The Truth About the Lottery
The lottery is a form of gambling where people place a small amount of money in hopes of winning a big prize. Unlike other forms of gambling, which can be addictive and lead to financial ruin, the proceeds from the lottery are often used for good causes in society. However, the lottery has also been criticized as a form of social injustice. While some people play the lottery for fun, others believe that winning the jackpot will help them escape from poverty and improve their lives. Despite this criticism, millions of Americans play the lottery each week and contribute billions of dollars to the country’s economy each year. The lottery is a popular pastime for many people, but the odds of winning are low. The majority of players are low-income, less educated, and nonwhite. Moreover, a lot of people spend a significant portion of their income on tickets. This is why lottery critics have urged the government to stop subsidizing these games.
Historically, lotteries have been used to give away goods and services, including land, slaves, weapons, and even military commissions. They have been around for centuries and are believed to be the first form of organized gambling in Europe. Some modern lotteries are used to fund public projects, while others are run by private companies and raise money for charity. Some of these lottery funds are spent on sports events, while others are devoted to education or infrastructure.
Lottery participants are often rewarded for their participation by winning a cash prize. The largest prizes can range from a few thousand dollars to millions of dollars. In the past, these prizes were given away through private lotteries, but now they are available through state-sponsored games that allow anyone to purchase a ticket. These games are often advertised through radio, television, and the Internet, and are designed to attract large audiences.
A common misunderstanding of lottery is that it is more likely to win with certain numbers, but this is not true.
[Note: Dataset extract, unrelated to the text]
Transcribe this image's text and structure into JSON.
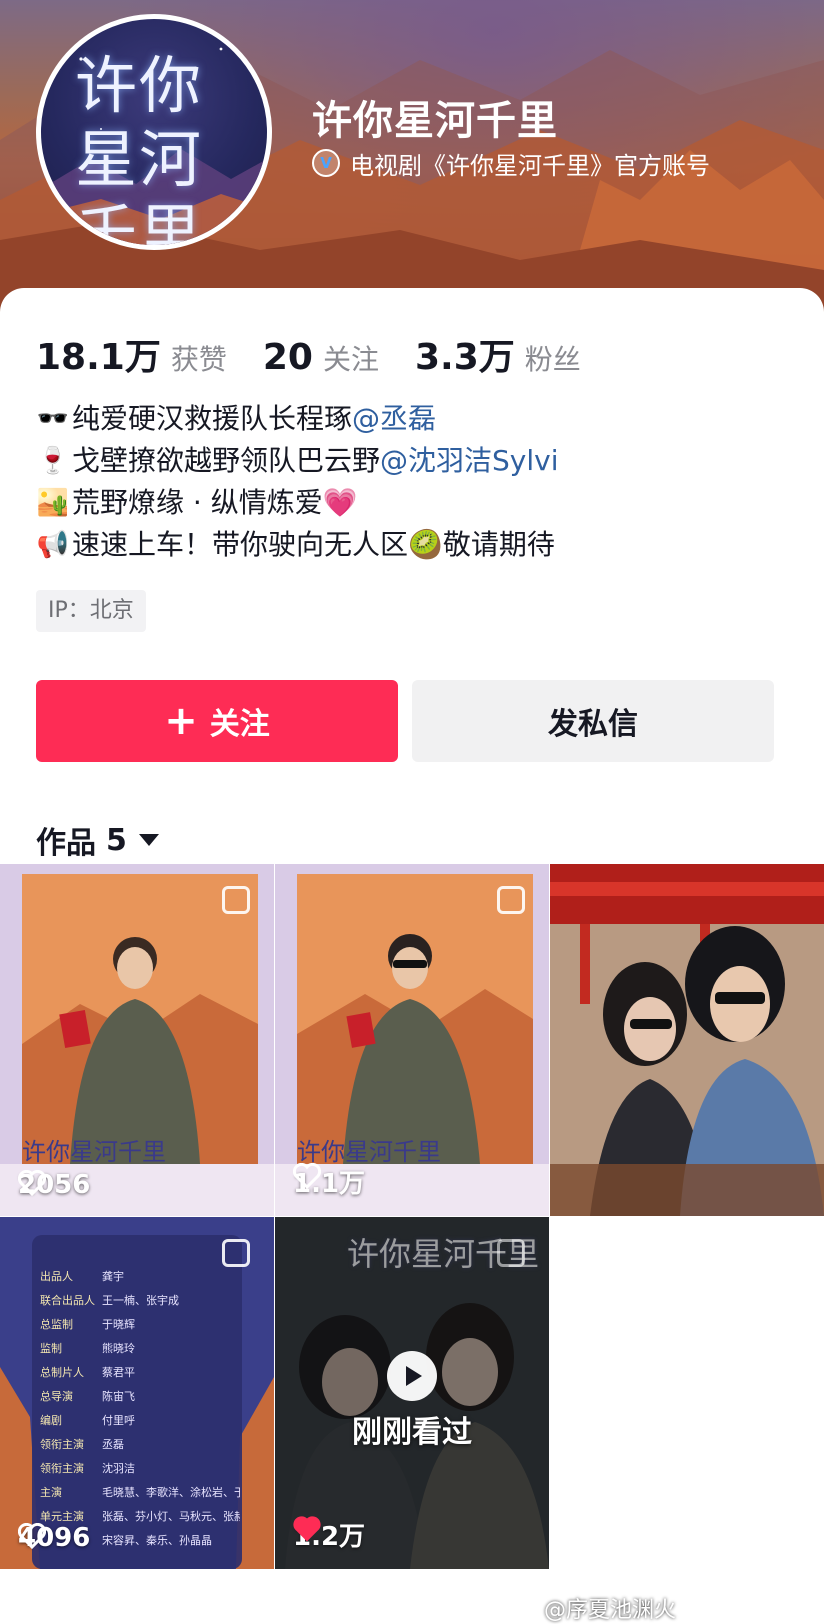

In fact, the chance of selecting a winning number is the same for any set of numbers. The reason some numbers seem to be luckier than others is that the results of the previous lottery draws have a great effect on the odds.
In the story “The Lottery,” Shirley Jackson uses the setting to create suspense. As the villagers gather for the drawing, they greet each other and exchange gossip. An elderly man, a type of town patriarch, explains the importance of the lottery. He quotes a traditional rhyme, “Lottery in June/Corn will be heavy soon.”
Jackson’s story also illustrates how humans can be cruel and hypocritical. Although the villagers know that the lottery is not fair, they continue to participate in it annually. This is a reminder of how important it is to question traditions and to avoid blind following. Nevertheless, a lot of people still believe that winning the lottery will improve their lives. They do not want to be reminded of this, and they continue to hold out hope that they will one day get rich.